- Debra Granik
- Jennifer Lawrence, John Hawkes, Lauren Sweetser, Garret Dillahunt, Dale Dickey, Shelley Waggener
- 100 min.
- Release Date
Within the first scenes of Winter’s Bone, director Debra Granik establishes an unforgiving world from which the viewer never escapes. The spare scenery, pale with overcast skies, offers little comfort despite the surrounding nature. Periodic homes connected only by jagged dirt roads have yards filled with broken-down cars, metal scraps, and garbage. If the audience didn’t know better, the land might be considered post-apocalyptic. Such homes are interspersed throughout the region, populated by rough backwoods kinfolk whose connection may be through blood, but they share little sympathy for one another.
This is where the film’s protagonist, the 17-year-old Ree Dolly, raises her little brother and sister alone, as Ree’s mother will probably never wake from her mental catatonia, and her father was jailed for cooking methamphetamines. Ree’s world exists in Missouri’s vacant Ozark territory, where neighbors will offer some leftover venison to Ree’s struggling family, but they turn their heads when it truly matters. Ree’s father has disappeared after his release from jail, and because he put up the Dolly house as collateral for his bond if he doesn’t report to his court date then Ree will lose the house that’s barely preserving her broken family.
Newcomer Jennifer Lawrence plays Ree in a tour-de-force performance that you’ll be hearing about until awards season. It’s even more impressive that she’s relatively inexperienced yet shows a brutal authenticity in her role. Lawrence plays Ree without concern for herself. Despite her brutal surroundings, she remains confident and smart and knows well enough to stay away from the homemade drugs exchanging hands on the surrounding hills. When the sheriff (Garret Dillahunt) explains that her father, Jessup, must be found or they’ll lose their home, Ree replies without hesitation. “I’ll find him.” She says it in such a way that we believe her. We also believe Ree has never had a childhood, and that she has long since lost her innocence for the necessity to survive no matter the cost.
Walking up and down forest trails, Ree visits her distant family members who treat her like an intruder on their land. They know she’s come to ask questions about Jessup, and so for them, she’s as bad as the law. Only her uncle, Teardrop (John Hawkes), shows any compassion for the girl; but it takes much to shake the aggressive man out of his apathy. After all, it’s easier to not get involved than it is to risk bringing attention to oneself. Meanwhile, Ree’s little brother and sister have to grow up fast; she teaches them to hunt small game and clean their kills. She does her best to somehow preserve their childhood innocence.
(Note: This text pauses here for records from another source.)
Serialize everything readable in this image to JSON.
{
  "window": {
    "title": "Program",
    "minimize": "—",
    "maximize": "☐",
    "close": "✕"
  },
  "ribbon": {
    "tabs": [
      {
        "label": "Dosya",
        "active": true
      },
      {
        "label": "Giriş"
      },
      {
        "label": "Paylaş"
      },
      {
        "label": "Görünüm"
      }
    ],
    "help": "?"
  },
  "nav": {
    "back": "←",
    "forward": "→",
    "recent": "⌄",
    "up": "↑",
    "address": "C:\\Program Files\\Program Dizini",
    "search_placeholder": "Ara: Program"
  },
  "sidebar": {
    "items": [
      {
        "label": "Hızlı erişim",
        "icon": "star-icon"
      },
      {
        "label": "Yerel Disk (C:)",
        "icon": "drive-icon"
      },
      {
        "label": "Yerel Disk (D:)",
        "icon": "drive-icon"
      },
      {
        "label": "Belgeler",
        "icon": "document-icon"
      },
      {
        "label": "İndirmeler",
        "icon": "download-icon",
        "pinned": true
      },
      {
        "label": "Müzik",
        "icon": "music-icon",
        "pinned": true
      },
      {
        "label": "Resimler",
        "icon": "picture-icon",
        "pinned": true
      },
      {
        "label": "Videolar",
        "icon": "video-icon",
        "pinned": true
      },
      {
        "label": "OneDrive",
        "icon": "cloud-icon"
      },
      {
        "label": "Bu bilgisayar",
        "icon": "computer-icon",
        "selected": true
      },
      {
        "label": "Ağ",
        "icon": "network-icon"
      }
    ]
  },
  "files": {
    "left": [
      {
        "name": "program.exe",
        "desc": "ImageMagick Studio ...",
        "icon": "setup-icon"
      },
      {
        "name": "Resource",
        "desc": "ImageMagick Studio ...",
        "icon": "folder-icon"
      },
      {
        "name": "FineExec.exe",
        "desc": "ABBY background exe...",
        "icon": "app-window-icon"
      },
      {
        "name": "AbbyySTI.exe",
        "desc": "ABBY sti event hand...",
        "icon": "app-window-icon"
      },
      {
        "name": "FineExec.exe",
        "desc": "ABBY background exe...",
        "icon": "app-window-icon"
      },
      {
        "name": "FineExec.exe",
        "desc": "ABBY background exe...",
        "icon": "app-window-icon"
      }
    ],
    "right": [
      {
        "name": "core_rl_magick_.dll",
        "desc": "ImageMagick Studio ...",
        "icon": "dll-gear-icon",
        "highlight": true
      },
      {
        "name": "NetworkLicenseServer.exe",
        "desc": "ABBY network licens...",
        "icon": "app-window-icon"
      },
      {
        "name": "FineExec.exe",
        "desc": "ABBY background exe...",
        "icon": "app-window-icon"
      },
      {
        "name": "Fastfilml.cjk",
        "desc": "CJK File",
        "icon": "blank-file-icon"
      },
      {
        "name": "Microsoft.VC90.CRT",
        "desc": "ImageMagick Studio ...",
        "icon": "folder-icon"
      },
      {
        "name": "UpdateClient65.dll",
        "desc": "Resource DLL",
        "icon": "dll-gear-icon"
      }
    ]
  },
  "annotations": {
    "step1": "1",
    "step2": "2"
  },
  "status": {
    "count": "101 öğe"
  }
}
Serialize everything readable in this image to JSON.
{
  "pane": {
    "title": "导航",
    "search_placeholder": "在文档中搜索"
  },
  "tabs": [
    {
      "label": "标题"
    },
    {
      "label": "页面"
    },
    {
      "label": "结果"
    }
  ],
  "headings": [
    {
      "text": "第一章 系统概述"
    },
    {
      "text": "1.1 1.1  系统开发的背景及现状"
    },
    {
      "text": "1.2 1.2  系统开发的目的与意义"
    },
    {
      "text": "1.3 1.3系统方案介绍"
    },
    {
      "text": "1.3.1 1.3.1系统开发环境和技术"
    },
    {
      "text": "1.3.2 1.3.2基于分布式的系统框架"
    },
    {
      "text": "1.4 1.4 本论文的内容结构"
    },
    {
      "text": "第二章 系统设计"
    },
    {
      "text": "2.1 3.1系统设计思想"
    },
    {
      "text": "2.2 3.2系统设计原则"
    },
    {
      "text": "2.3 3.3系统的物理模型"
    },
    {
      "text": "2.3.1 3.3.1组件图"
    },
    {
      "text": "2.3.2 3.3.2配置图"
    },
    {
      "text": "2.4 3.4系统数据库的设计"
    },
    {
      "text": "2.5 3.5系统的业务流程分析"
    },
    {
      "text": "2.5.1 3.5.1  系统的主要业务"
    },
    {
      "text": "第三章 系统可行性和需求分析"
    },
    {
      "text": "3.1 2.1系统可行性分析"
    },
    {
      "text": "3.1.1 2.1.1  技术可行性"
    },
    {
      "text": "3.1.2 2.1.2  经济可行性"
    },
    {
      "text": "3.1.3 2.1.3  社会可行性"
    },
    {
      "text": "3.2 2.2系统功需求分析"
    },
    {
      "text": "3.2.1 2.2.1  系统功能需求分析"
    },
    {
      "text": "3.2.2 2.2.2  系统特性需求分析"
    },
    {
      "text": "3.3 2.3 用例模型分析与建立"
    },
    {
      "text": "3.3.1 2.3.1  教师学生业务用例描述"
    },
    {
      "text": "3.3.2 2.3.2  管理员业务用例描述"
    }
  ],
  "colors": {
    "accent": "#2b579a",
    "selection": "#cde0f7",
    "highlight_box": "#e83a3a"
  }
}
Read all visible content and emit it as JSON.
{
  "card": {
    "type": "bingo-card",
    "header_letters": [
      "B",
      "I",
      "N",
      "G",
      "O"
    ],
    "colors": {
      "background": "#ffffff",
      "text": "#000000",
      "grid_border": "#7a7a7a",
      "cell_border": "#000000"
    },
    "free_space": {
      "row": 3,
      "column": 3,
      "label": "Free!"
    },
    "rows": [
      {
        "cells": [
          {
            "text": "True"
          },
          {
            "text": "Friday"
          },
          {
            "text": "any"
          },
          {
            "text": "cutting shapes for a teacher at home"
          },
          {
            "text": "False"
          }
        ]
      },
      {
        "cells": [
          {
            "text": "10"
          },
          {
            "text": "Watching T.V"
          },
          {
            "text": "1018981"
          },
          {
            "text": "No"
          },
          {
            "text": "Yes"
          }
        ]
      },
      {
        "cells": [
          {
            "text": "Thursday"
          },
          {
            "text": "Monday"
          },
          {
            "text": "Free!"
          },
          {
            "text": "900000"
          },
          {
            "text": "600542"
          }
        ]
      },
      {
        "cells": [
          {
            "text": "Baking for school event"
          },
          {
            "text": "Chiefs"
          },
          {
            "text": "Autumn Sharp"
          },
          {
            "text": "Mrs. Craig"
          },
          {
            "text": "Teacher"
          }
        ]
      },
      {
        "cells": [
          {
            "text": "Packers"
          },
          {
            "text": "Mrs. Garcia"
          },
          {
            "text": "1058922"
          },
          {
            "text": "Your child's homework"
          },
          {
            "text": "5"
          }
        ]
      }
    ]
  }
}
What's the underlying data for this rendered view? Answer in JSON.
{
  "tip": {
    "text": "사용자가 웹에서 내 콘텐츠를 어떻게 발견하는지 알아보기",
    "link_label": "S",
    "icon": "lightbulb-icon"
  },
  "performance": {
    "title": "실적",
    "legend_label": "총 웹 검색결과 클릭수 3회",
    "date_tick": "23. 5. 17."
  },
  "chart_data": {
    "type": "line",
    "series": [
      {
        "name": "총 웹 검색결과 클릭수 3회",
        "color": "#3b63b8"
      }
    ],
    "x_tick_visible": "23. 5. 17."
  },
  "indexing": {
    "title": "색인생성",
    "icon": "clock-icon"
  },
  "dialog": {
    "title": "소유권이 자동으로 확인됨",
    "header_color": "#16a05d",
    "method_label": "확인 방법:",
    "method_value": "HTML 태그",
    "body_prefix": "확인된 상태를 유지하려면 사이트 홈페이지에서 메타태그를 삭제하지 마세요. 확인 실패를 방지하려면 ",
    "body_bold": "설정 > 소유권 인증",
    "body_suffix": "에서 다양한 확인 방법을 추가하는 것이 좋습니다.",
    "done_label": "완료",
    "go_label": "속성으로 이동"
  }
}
For herself, all Ree wants is to escape to the army, where the forty-thousand-dollar signing bonus and her hardened disposition would do her well, except, as a minor, her parents aren’t around to sign her over.
Granik and Anne Rosellini based their script on the novel by Daniel Woodrell, and they approach the material with rare respect for their subjects. These are characters with rough, leathery faces empty of compassion, but they’re not cartoonish yokel figures depicted with mocking disrespect. Granik involves us in their world with a sense of dreadful discovery, not unlike what Francis Ford Coppola does with the Corleones in The Godfather. Both films manage ruthless clans with strict hierarchies, and often merciless rules which everyone must follow. And when someone steps out of line, expect a beating, if not death. Still, there’s a sense of honor about the characters in Winter’s Bone. You don’t cross anyone and you don’t get crossed. You don’t make noise and noise don’t get made. You get the idea.
As with the landscape, the production is stripped of all excesses. Consider the music, which is largely based on that of the region. While the quiet score seems to guide the viewer through the burgeoning mystery, native Ozark musician Meredith Cisco sings folk songs in one musical roundup scene that captures the stark emotions always just under the surface. These are emotions that are not so much expressed in the film as they are sensed by the audience, as these characters simply don’t talk about their feelings. Much goes unsaid, so the viewer must be intuitive, reading faces and body language to grasp the depths of characters.
Granik’s film won the Grand Jury Prize and the best screenplay award at the 2010 Sundance Film Festival. It’s easy to see why. Winter’s Bone has a quiet way of involving the viewer, moving perhaps a little slowly at first, and taking its time to reach Ree’s search for her father. Dialogue is sparse and meaningful. The blue-gray presentation gives a frigid impression of the environment. Every scene feels carefully selected, building upon the devastating heights in the finale. Through it all is the incredible performance by Jennifer Lawrence, whose breakthrough role does not overshadow the story, but accompanies it perfectly. This is an engrossing film, one about the different ways in which people react to impossible situations. And without becoming hackneyed or corny, the story offers a moving solution when it could have so easily fallen into a trap of hopelessness.